Katy-the-Wonder-Dog’s bladder still hasn’t learned to wake up an hour later on Saturday morning to let me sleep in one day a week, but today that was okay. I was trying to sneak out for an early morning writing session at my favorite cafe and was running around the house like a silent thief as I popped my iPad into my purse full of glasses (a pair for reading, a pair for driving, a pair for drawing). And there, as I as ready to sneak out, was Katy, wagging her tail, letting me know she was crossing her legs and that there were deer in the meadow across the way that needed barking at.

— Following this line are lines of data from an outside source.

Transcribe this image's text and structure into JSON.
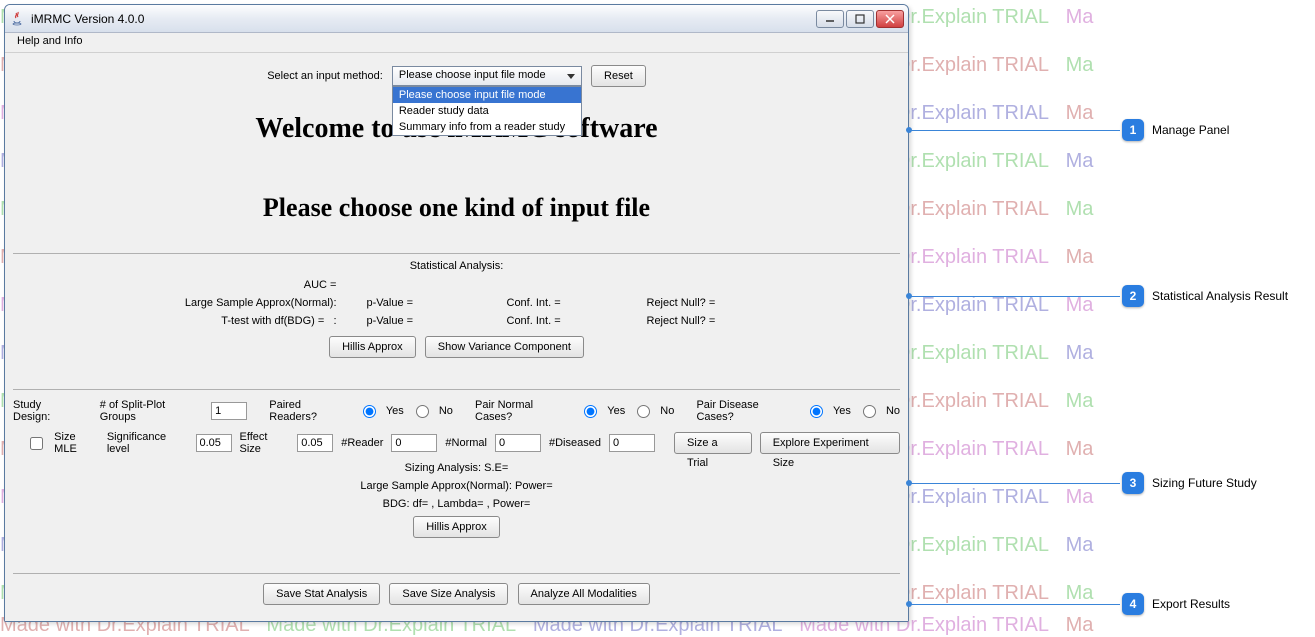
{
  "watermark_text": "Made with Dr.Explain TRIAL",
  "window": {
    "title": "iMRMC Version 4.0.0",
    "menu": {
      "help": "Help and Info"
    },
    "input_method_label": "Select an input method:",
    "dropdown": {
      "selected": "Please choose input file mode",
      "options": [
        "Please choose input file mode",
        "Reader study data",
        "Summary info from a reader study"
      ]
    },
    "reset_btn": "Reset",
    "welcome": "Welcome to use iMRMC software",
    "choose_prompt": "Please choose one kind of input file"
  },
  "stat": {
    "title": "Statistical Analysis:",
    "auc": "AUC =",
    "lsa_label": "Large Sample Approx(Normal):",
    "pvalue_label": "p-Value =",
    "confint_label": "Conf. Int. =",
    "rejectnull_label": "Reject Null? =",
    "ttest_label": "T-test with df(BDG) =",
    "ttest_sep": ":",
    "hillis_btn": "Hillis Approx",
    "variance_btn": "Show Variance Component"
  },
  "study": {
    "design_label": "Study Design:",
    "split_label": "# of Split-Plot Groups",
    "split_value": "1",
    "paired_readers": "Paired Readers?",
    "yes": "Yes",
    "no": "No",
    "pair_normal": "Pair Normal Cases?",
    "pair_disease": "Pair Disease Cases?",
    "size_mle": "Size MLE",
    "sig_level_label": "Significance level",
    "sig_level_value": "0.05",
    "effect_size_label": "Effect Size",
    "effect_size_value": "0.05",
    "num_reader_label": "#Reader",
    "num_reader_value": "0",
    "num_normal_label": "#Normal",
    "num_normal_value": "0",
    "num_diseased_label": "#Diseased",
    "num_diseased_value": "0",
    "size_trial_btn": "Size a Trial",
    "explore_btn": "Explore Experiment Size",
    "sizing_analysis": "Sizing Analysis:   S.E=",
    "lsa_power": "Large Sample Approx(Normal):   Power=",
    "bdg_line": "BDG:   df=   ,  Lambda=   ,  Power=",
    "hillis_btn": "Hillis Approx"
  },
  "export": {
    "save_stat": "Save Stat Analysis",
    "save_size": "Save Size Analysis",
    "analyze_all": "Analyze All Modalities"
  },
  "callouts": [
    {
      "num": "1",
      "label": "Manage Panel"
    },
    {
      "num": "2",
      "label": "Statistical Analysis Result"
    },
    {
      "num": "3",
      "label": "Sizing Future Study"
    },
    {
      "num": "4",
      "label": "Export Results"
    }
  ]
}
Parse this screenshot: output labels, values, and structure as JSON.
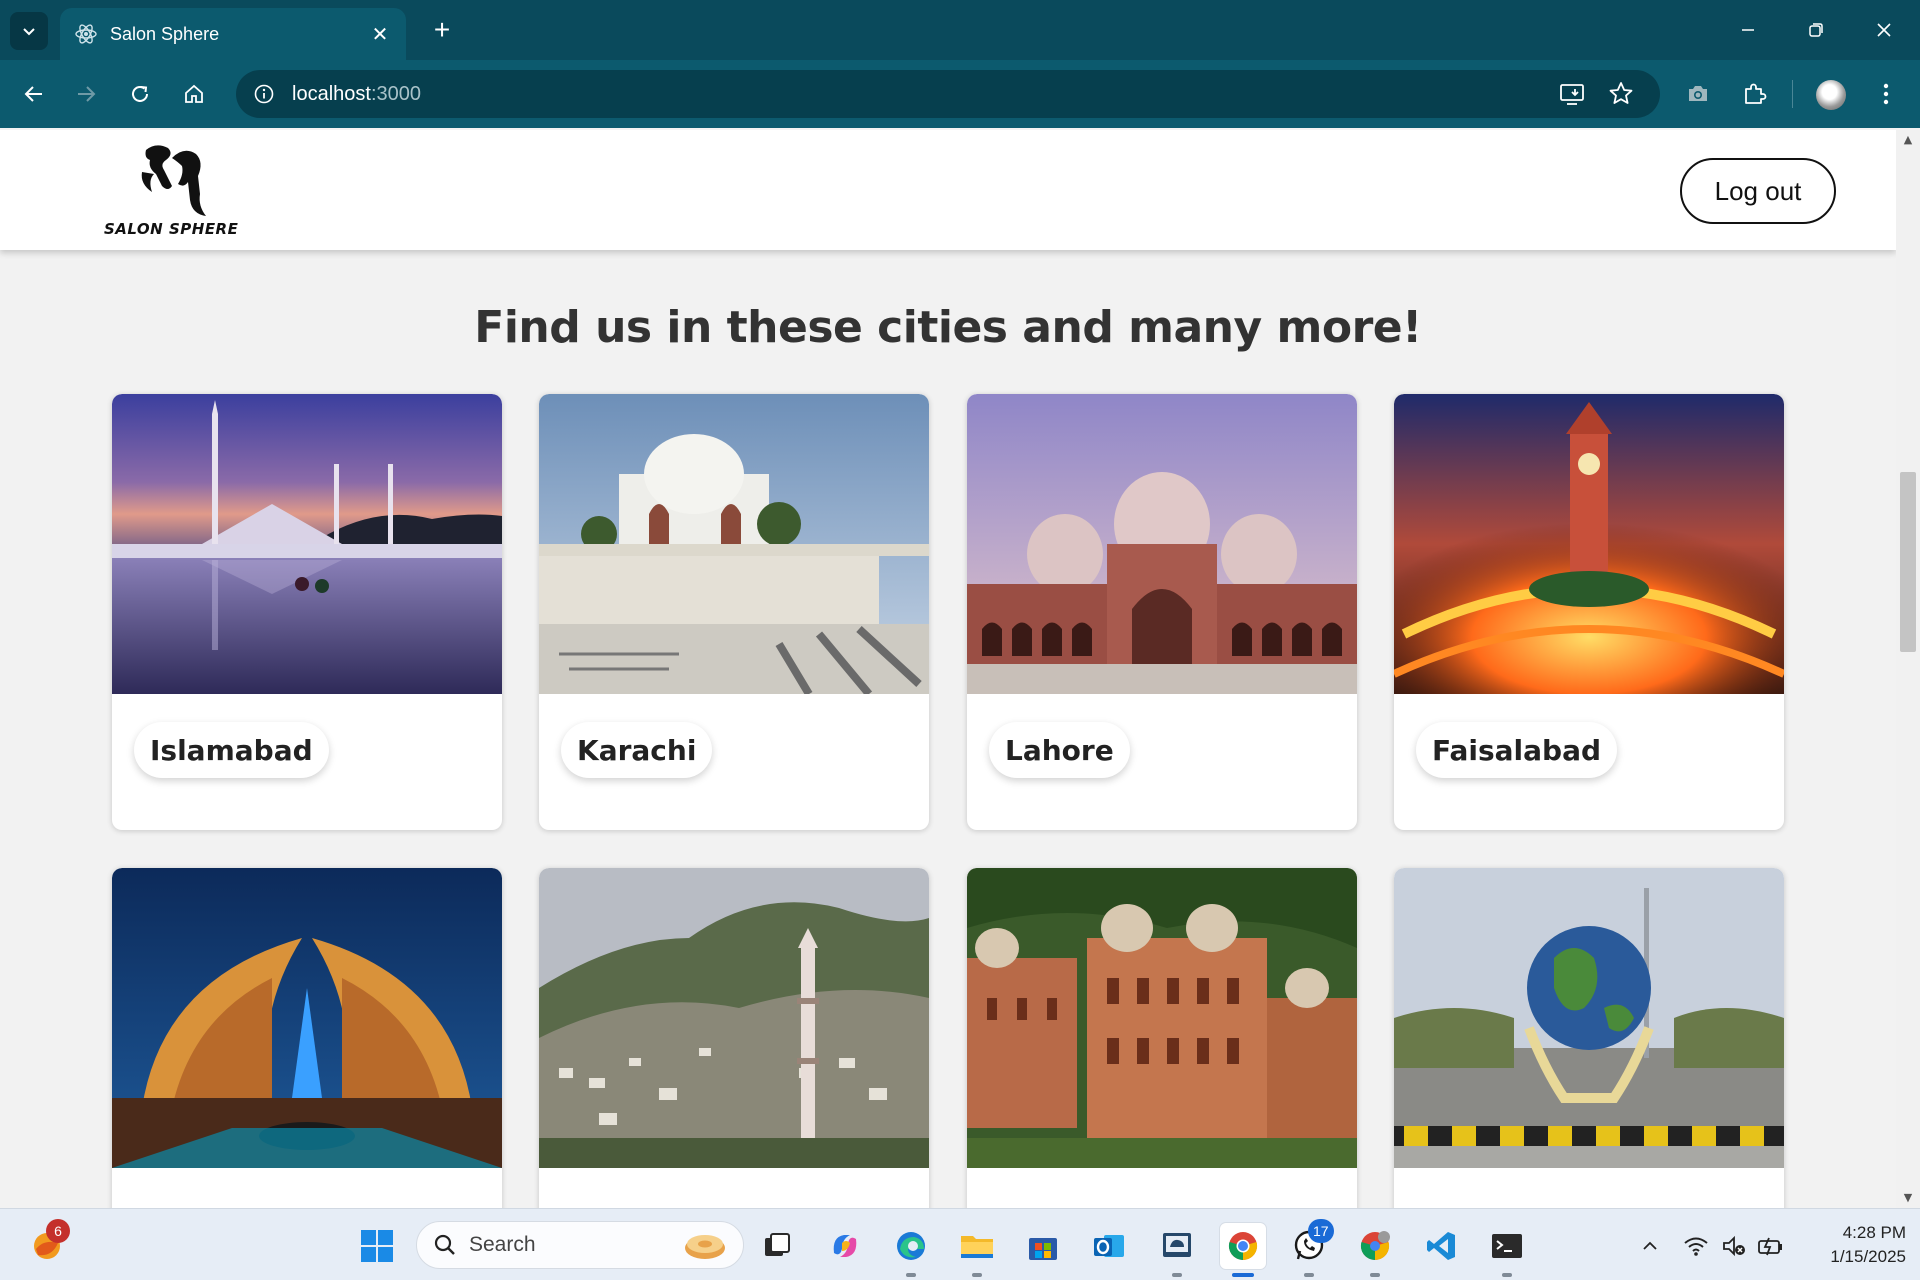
{
  "browser": {
    "tab_title": "Salon Sphere",
    "tab_close": "✕",
    "new_tab": "+",
    "url_host": "localhost",
    "url_port": ":3000"
  },
  "site": {
    "logo_text": "SALON SPHERE",
    "logout_label": "Log out",
    "headline": "Find us in these cities and many more!"
  },
  "cities": [
    {
      "name": "Islamabad",
      "photo": "faisal-mosque-icon"
    },
    {
      "name": "Karachi",
      "photo": "mazar-e-quaid-icon"
    },
    {
      "name": "Lahore",
      "photo": "badshahi-mosque-icon"
    },
    {
      "name": "Faisalabad",
      "photo": "clock-tower-icon"
    },
    {
      "name": "",
      "photo": "pakistan-monument-icon"
    },
    {
      "name": "",
      "photo": "hill-town-minaret-icon"
    },
    {
      "name": "",
      "photo": "heritage-building-icon"
    },
    {
      "name": "",
      "photo": "globe-roundabout-icon"
    }
  ],
  "taskbar": {
    "search_placeholder": "Search",
    "widget_badge": "6",
    "whatsapp_badge": "17",
    "time": "4:28 PM",
    "date": "1/15/2025"
  },
  "colors": {
    "chrome_dark": "#0a4a5c",
    "chrome_toolbar": "#0c5a6e",
    "page_bg": "#f2f2f2",
    "headline": "#333333"
  }
}
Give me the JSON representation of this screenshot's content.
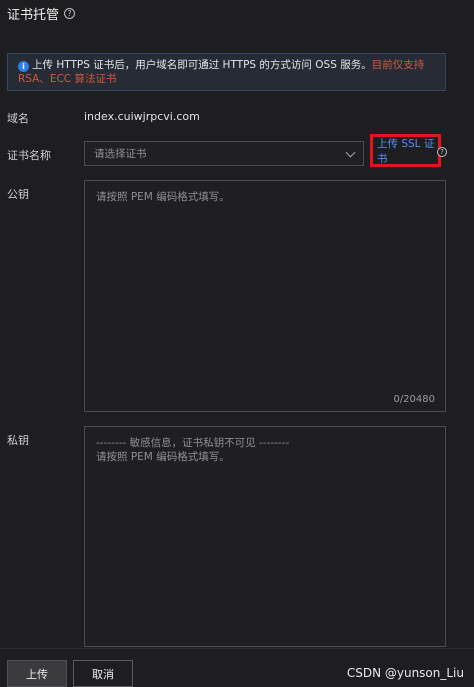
{
  "header": {
    "title": "证书托管",
    "help_glyph": "?"
  },
  "alert": {
    "icon": "i",
    "text": "上传 HTTPS 证书后，用户域名即可通过 HTTPS 的方式访问 OSS 服务。",
    "warning": "目前仅支持 RSA、ECC 算法证书"
  },
  "form": {
    "domain_label": "域名",
    "domain_value": "index.cuiwjrpcvi.com",
    "cert_name_label": "证书名称",
    "cert_select_placeholder": "请选择证书",
    "upload_ssl_link": "上传 SSL 证书",
    "upload_help_glyph": "?",
    "public_key_label": "公钥",
    "public_key_placeholder": "请按照 PEM 编码格式填写。",
    "public_key_counter": "0/20480",
    "private_key_label": "私钥",
    "private_key_line1": "-------- 敏感信息，证书私钥不可见 --------",
    "private_key_line2": "请按照 PEM 编码格式填写。"
  },
  "footer": {
    "upload_button": "上传",
    "cancel_button": "取消"
  },
  "watermark": "CSDN @yunson_Liu",
  "colors": {
    "background": "#1e1e21",
    "link": "#4d93f5",
    "warning": "#d2583c",
    "highlight_box": "#e0161c",
    "info_icon": "#2b7de9"
  }
}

I set down my bag and got a good hold on her collar before opening the door and trotting out to her line. Katy wagged her tail when she heard the clicking sound of the clip and looked up at me for a quick neck rub. I petted and rubbed while she wagged and slobbered for a minute, and then I remembered I needed a sketch pad.
“I’ll be back in a few minutes,” I told her and went back into the house, wiping doggie slobber off of what I just realized was my bare leg.
I wish I could say this was my first streaking adventure, but when we first moved to Vermont (a full decade before Google Earth came along), we quickly learned to appreciate certain aspects of country life. The solitude. The privacy. The freedom to make a mad dash to the laundry line for the work shirt you forgot to bring in the night before and only remembered after you were “ready” to step in the shower. We’ve even taken advantage of a good rainstorm to get a ‘natural’ shower or two.
The proliferation of the knowledge that “we are being watched” by the tech gods in the sky – all the time – has tempered my high-velocity nudism, but sometimes it’s too easy to bask in convenience and imagined privacy. Sometimes I just want to enjoy the privileges that come with being surrounded by acres of forest. Even if it means risking a broken lense on a satellite camera.
Now,two feet from the door, in the almost-altogether (I’d remembered to pull on my sweats earlier apparently), I raised my eyes to the heavens, silently imploring Google Satellite to stick to its policy of blurring details on the ground in order to spare America the image of an inadvertent exercise privacy run amok.